##### Material provided
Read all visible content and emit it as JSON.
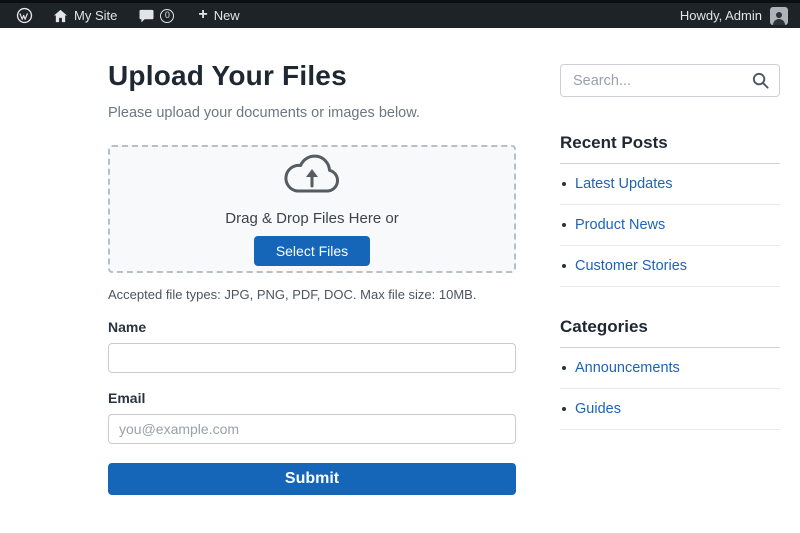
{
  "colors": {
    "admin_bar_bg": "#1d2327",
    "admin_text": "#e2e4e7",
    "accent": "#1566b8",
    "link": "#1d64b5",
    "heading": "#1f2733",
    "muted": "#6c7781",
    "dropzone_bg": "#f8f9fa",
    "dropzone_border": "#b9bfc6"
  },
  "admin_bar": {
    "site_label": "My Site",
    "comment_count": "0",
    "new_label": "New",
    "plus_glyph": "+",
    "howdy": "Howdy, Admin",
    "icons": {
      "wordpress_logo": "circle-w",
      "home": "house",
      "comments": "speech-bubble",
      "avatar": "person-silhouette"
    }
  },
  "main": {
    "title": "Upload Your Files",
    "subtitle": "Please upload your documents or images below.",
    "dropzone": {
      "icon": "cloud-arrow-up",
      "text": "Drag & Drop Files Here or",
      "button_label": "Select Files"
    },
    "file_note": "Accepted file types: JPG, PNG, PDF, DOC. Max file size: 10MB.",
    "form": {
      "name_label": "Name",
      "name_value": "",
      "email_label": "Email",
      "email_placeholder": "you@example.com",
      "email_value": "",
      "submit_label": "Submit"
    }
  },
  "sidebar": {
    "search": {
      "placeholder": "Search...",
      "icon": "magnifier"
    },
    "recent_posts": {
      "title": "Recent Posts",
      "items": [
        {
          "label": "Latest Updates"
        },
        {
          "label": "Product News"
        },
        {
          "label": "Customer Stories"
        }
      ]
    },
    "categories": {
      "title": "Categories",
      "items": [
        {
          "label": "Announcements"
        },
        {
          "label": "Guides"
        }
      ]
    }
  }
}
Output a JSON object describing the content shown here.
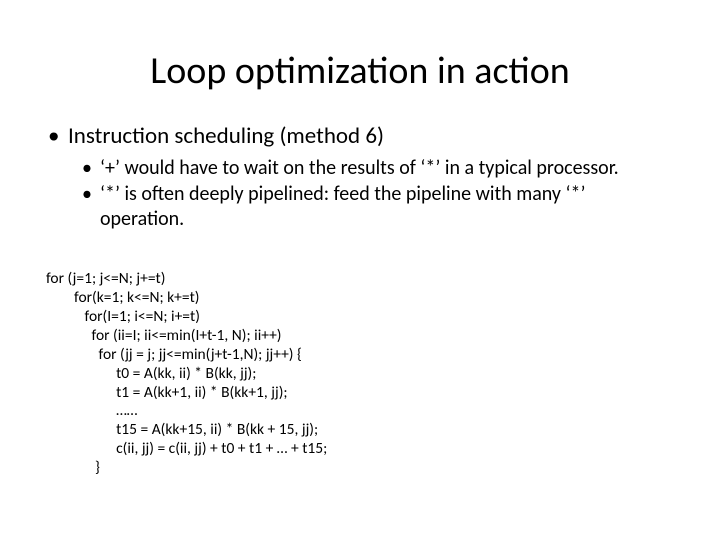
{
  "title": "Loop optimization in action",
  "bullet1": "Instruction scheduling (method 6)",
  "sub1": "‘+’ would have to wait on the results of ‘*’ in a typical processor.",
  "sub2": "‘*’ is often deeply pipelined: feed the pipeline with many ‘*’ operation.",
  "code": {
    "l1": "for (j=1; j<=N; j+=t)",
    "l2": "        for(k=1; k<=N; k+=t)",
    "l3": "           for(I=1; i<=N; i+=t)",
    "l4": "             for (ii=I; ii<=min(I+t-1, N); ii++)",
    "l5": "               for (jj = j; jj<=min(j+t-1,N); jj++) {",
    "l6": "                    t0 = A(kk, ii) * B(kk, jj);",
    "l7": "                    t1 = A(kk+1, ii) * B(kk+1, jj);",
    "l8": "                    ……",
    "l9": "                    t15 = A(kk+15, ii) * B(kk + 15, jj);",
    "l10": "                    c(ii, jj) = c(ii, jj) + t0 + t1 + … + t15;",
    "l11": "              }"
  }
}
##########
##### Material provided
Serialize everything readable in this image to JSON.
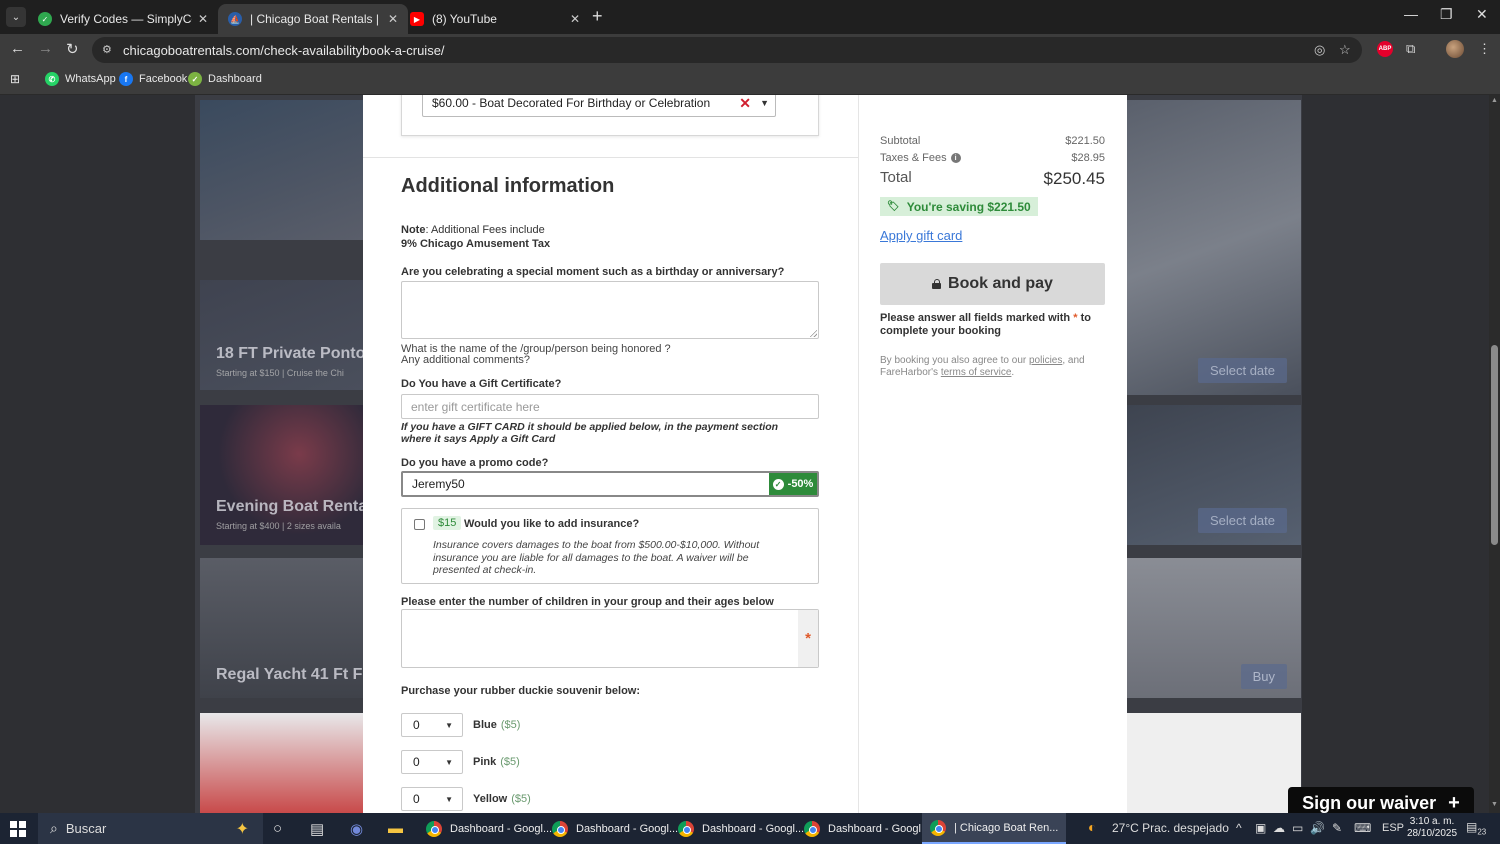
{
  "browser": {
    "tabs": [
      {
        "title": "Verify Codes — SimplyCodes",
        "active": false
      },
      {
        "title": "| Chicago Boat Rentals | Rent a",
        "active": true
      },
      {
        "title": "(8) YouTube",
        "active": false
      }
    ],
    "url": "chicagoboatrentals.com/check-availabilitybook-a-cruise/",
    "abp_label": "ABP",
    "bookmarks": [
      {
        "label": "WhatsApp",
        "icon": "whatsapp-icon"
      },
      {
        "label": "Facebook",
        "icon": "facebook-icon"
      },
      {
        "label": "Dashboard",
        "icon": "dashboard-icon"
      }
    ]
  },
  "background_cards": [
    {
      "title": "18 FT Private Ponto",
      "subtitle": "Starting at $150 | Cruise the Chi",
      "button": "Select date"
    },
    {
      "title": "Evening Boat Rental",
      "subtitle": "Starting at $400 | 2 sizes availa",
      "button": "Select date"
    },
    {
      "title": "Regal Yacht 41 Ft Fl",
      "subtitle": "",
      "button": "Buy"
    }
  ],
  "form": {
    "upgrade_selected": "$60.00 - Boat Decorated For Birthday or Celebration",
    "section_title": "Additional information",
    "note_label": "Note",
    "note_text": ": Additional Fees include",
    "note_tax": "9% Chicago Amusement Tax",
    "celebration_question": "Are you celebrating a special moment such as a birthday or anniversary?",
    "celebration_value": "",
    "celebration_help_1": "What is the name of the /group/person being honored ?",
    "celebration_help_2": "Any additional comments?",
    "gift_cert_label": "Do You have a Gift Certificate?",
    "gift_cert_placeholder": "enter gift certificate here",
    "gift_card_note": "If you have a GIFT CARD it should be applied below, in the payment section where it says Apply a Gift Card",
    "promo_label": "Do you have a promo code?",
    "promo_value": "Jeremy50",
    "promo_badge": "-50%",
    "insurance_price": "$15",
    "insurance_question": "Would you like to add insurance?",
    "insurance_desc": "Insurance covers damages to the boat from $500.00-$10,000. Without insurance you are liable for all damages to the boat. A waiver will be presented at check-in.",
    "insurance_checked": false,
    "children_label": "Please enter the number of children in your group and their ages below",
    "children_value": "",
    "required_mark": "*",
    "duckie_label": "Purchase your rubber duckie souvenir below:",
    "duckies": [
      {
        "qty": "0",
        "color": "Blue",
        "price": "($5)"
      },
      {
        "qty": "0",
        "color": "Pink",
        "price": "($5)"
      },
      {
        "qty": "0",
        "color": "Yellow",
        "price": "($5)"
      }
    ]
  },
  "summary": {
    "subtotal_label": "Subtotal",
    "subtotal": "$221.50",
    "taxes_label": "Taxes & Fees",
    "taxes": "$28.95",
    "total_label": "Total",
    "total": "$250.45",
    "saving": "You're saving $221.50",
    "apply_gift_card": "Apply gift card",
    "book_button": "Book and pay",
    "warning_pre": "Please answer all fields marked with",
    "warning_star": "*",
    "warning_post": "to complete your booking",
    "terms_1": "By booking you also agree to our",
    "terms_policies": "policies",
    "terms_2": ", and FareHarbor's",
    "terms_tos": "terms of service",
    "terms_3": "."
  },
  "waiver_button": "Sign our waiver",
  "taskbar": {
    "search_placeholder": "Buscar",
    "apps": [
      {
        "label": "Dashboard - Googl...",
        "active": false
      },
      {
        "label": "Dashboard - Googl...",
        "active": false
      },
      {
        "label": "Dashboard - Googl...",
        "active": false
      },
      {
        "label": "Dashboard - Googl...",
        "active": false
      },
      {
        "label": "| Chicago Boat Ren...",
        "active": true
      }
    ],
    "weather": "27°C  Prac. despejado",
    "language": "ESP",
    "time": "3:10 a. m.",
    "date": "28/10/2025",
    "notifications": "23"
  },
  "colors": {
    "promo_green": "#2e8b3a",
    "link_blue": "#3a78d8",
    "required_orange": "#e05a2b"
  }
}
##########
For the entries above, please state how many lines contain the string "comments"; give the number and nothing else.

2